The plan is to lower the 98-ton, 40-feet tall concrete and metal box "over the source of the leaking oil about a mile underwater" and then connect it to a pipe.
In theory, once in place oil will flow into the containment system’s dome through the pipe to a barge on the surface.As always when learning about a BP assertion, don't let yourself be as credulous as a certain congressman we know. At least, not unless BP is paying you more than a measly $5,000 to act like a simpleton.
If it works, according to Hayward, "then you would have the principal leak contained by the early part of next week. But there's no guarantees."
Our blogging neighbor Bryan, over at Why Now?, points out that BP has not previously built a cofferdam capable of operating at 5,000 feet "because it 'seemed inconceivable' the blowout preventer would fail." He then reminds readers that BP and its subcontractor, Transocean, were first alerted to problems with the same blowout preventer when one failed off the coast of Mexico a decade ago.
As the blogger known as The Maritime Lawyer explains:

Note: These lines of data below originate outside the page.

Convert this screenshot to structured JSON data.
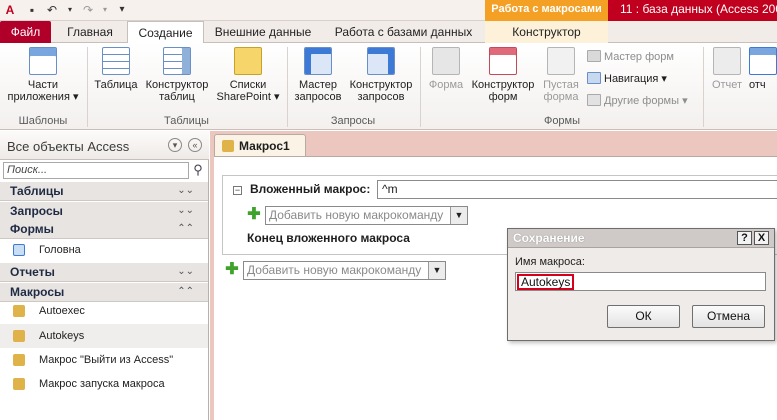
{
  "titlebar": {
    "qat_icons": [
      "save-icon",
      "undo-icon",
      "redo-icon",
      "customize-icon"
    ],
    "context_header": "Работа с макросами",
    "app_title": "11 : база данных (Access 2007"
  },
  "tabs": {
    "file": "Файл",
    "home": "Главная",
    "create": "Создание",
    "external": "Внешние данные",
    "database": "Работа с базами данных",
    "designer": "Конструктор"
  },
  "ribbon": {
    "templates_group": "Шаблоны",
    "tables_group": "Таблицы",
    "queries_group": "Запросы",
    "forms_group": "Формы",
    "app_parts_line1": "Части",
    "app_parts_line2": "приложения ▾",
    "table": "Таблица",
    "table_designer_line1": "Конструктор",
    "table_designer_line2": "таблиц",
    "sharepoint_line1": "Списки",
    "sharepoint_line2": "SharePoint ▾",
    "query_wizard_line1": "Мастер",
    "query_wizard_line2": "запросов",
    "query_designer_line1": "Конструктор",
    "query_designer_line2": "запросов",
    "form": "Форма",
    "form_designer_line1": "Конструктор",
    "form_designer_line2": "форм",
    "blank_form_line1": "Пустая",
    "blank_form_line2": "форма",
    "form_wizard": "Мастер форм",
    "navigation": "Навигация ▾",
    "other_forms": "Другие формы ▾",
    "report": "Отчет",
    "report_cut": "отч"
  },
  "nav": {
    "title": "Все объекты Access",
    "search_placeholder": "Поиск...",
    "groups": {
      "tables": "Таблицы",
      "queries": "Запросы",
      "forms": "Формы",
      "reports": "Отчеты",
      "macros": "Макросы"
    },
    "forms_items": [
      "Головна"
    ],
    "macro_items": [
      "Autoexec",
      "Autokeys",
      "Макрос \"Выйти из Access\"",
      "Макрос запуска макроса"
    ]
  },
  "document": {
    "tab_label": "Макрос1",
    "submacro_label": "Вложенный макрос:",
    "submacro_name": "^m",
    "add_action_placeholder": "Добавить новую макрокоманду",
    "end_submacro": "Конец вложенного макроса"
  },
  "dialog": {
    "title": "Сохранение",
    "help": "?",
    "close": "X",
    "label": "Имя макроса:",
    "value": "Autokeys",
    "ok": "ОК",
    "cancel": "Отмена"
  },
  "colors": {
    "file_tab": "#b0002a",
    "context_header": "#f4a024",
    "title_red": "#c0001e",
    "doc_background": "#ecc7c0",
    "highlight_border": "#d5001c"
  }
}
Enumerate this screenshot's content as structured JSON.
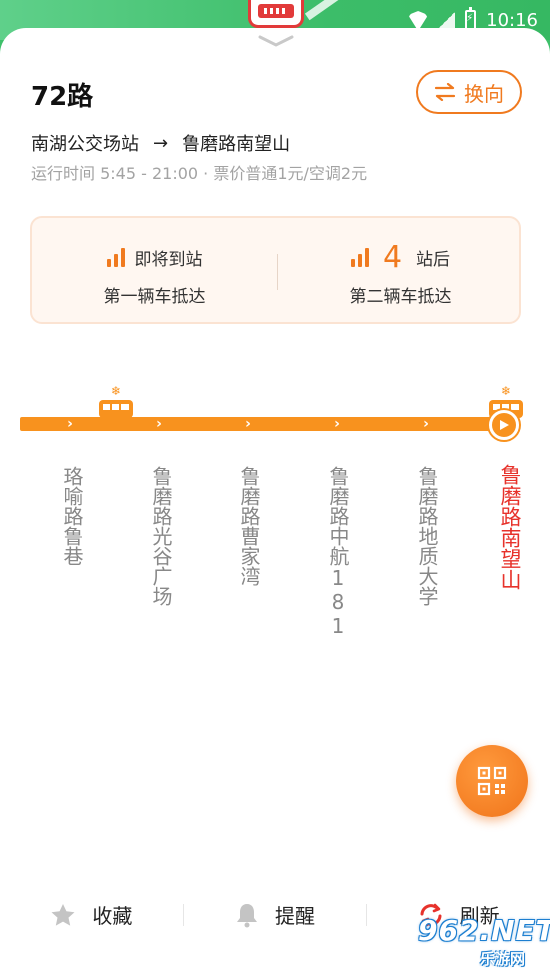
{
  "status_bar": {
    "time": "10:16"
  },
  "header": {
    "route_name": "72路",
    "switch_label": "换向"
  },
  "direction": {
    "from": "南湖公交场站",
    "arrow": "→",
    "to": "鲁磨路南望山"
  },
  "info": "运行时间 5:45 - 21:00 · 票价普通1元/空调2元",
  "arrival": {
    "first": {
      "status": "即将到站",
      "label": "第一辆车抵达"
    },
    "second": {
      "count": "4",
      "unit": "站后",
      "label": "第二辆车抵达"
    }
  },
  "stops": [
    {
      "name": "珞喻路鲁巷"
    },
    {
      "name": "鲁磨路光谷广场"
    },
    {
      "name": "鲁磨路曹家湾"
    },
    {
      "name": "鲁磨路中航181"
    },
    {
      "name": "鲁磨路地质大学"
    },
    {
      "name": "鲁磨路南望山",
      "active": true
    }
  ],
  "bottom_bar": {
    "favorite": "收藏",
    "remind": "提醒",
    "refresh": "刷新"
  },
  "watermark": {
    "text": "962.NET",
    "sub": "乐游网"
  },
  "colors": {
    "accent": "#f07a1f",
    "line": "#f8921e",
    "active_stop": "#e7322b",
    "status_bar": "#3ec06a"
  }
}
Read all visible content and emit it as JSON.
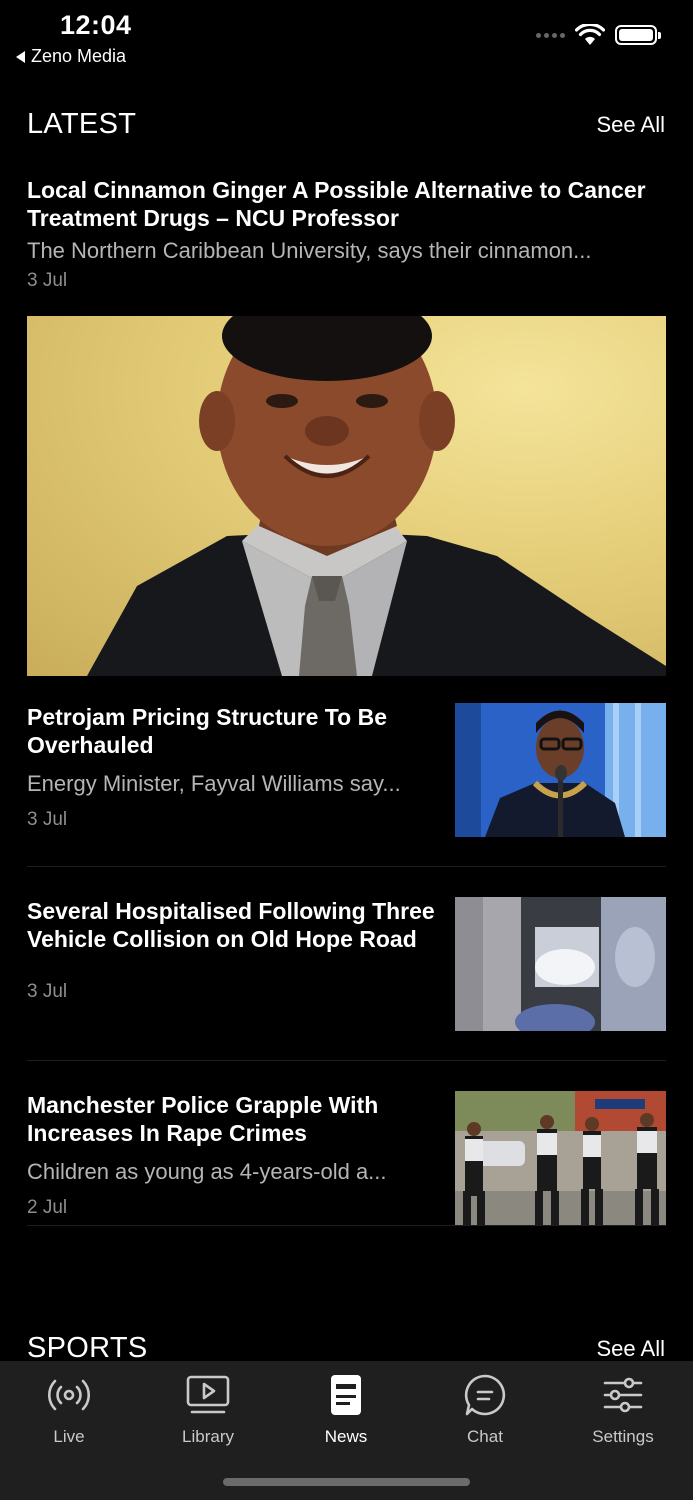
{
  "status_bar": {
    "time": "12:04",
    "back_app": "Zeno Media",
    "icons": [
      "signal-dots-icon",
      "wifi-icon",
      "battery-icon"
    ]
  },
  "latest": {
    "title": "LATEST",
    "see_all": "See All",
    "lead": {
      "title": "Local Cinnamon Ginger A Possible Alternative to Cancer Treatment Drugs – NCU Professor",
      "summary": "The Northern Caribbean University, says their cinnamon...",
      "date": "3 Jul"
    },
    "items": [
      {
        "title": "Petrojam Pricing Structure To Be Overhauled",
        "summary": "Energy Minister, Fayval Williams say...",
        "date": "3 Jul"
      },
      {
        "title": "Several Hospitalised Following Three Vehicle Collision on Old Hope Road",
        "summary": "",
        "date": "3 Jul"
      },
      {
        "title": "Manchester Police Grapple With Increases In Rape Crimes",
        "summary": "Children as young as 4-years-old a...",
        "date": "2 Jul"
      }
    ]
  },
  "sports": {
    "title": "SPORTS",
    "see_all": "See All"
  },
  "tabs": [
    {
      "label": "Live",
      "icon": "broadcast-icon",
      "active": false
    },
    {
      "label": "Library",
      "icon": "play-library-icon",
      "active": false
    },
    {
      "label": "News",
      "icon": "newspaper-icon",
      "active": true
    },
    {
      "label": "Chat",
      "icon": "chat-bubble-icon",
      "active": false
    },
    {
      "label": "Settings",
      "icon": "sliders-icon",
      "active": false
    }
  ],
  "colors": {
    "background": "#000000",
    "tab_bar": "#1f1f1f",
    "secondary_text": "#b5b5b5",
    "date_text": "#8e8e8e"
  }
}
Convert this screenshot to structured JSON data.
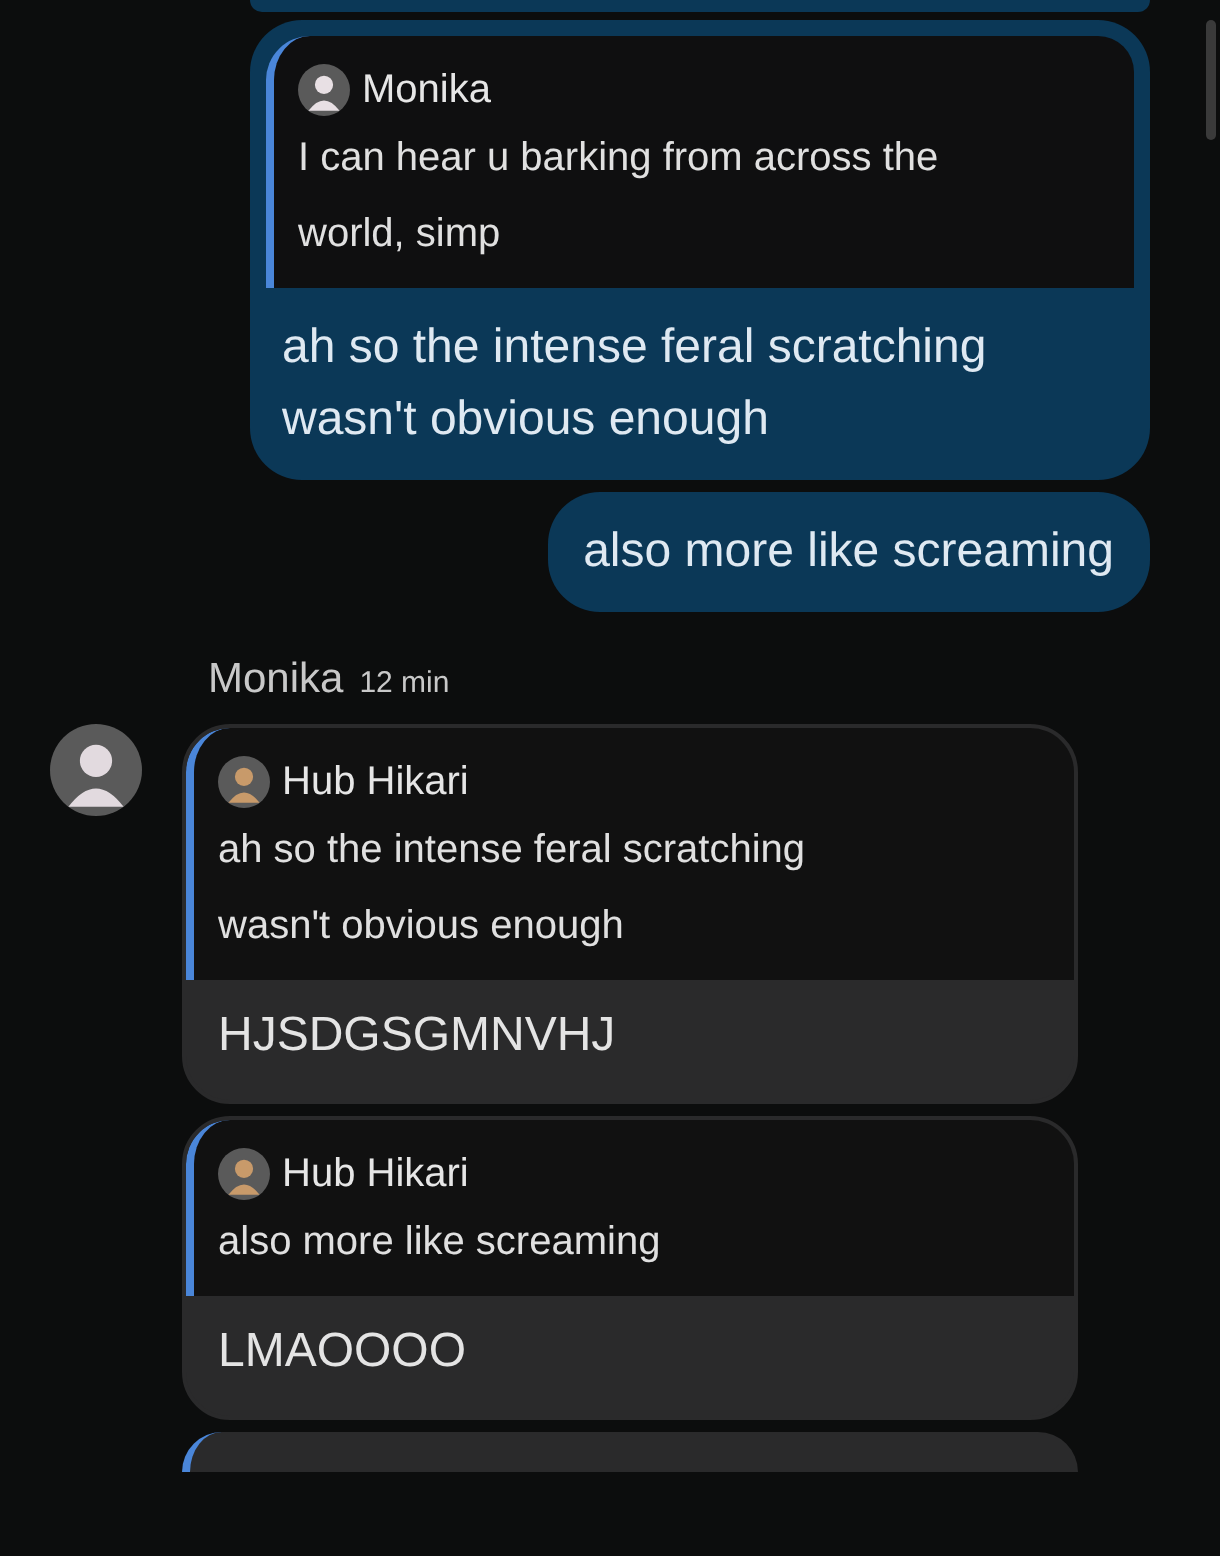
{
  "outgoing": [
    {
      "quote": {
        "author": "Monika",
        "text": "I can hear u barking from across the world, simp"
      },
      "text": "ah so the intense feral scratching wasn't obvious enough"
    },
    {
      "text": "also more like screaming"
    }
  ],
  "incoming": {
    "sender": "Monika",
    "time": "12 min",
    "messages": [
      {
        "quote": {
          "author": "Hub Hikari",
          "text": "ah so the intense feral scratching wasn't obvious enough"
        },
        "text": "HJSDGSGMNVHJ"
      },
      {
        "quote": {
          "author": "Hub Hikari",
          "text": "also more like screaming"
        },
        "text": "LMAOOOO"
      }
    ]
  }
}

Back in 2000, BP informed Transocean that there were problems with the blowout preventer on its rig, the Discover Enterprise. BP issued a notice of default to Transocean, and the latter admitted that there were issues with the blowout preventer. While BP was finding out about the problems with the blowout preventer on the Discover Enterprise, the same blowout preventer was being installed on the Deepwater Horizon, the semisubmersible offshore rig that blew up in the Gulf of Mexico this month. The blowout preventer was manufactured by Houston-based Cameron International. and Hydril. which is now owned by BP.Of course, everyone is hoping the cofferdam works. But no one knows what the odds might be that sinking a four-story stack of concrete and metal under the sea next to the broken drilling pipes will make things many times worse.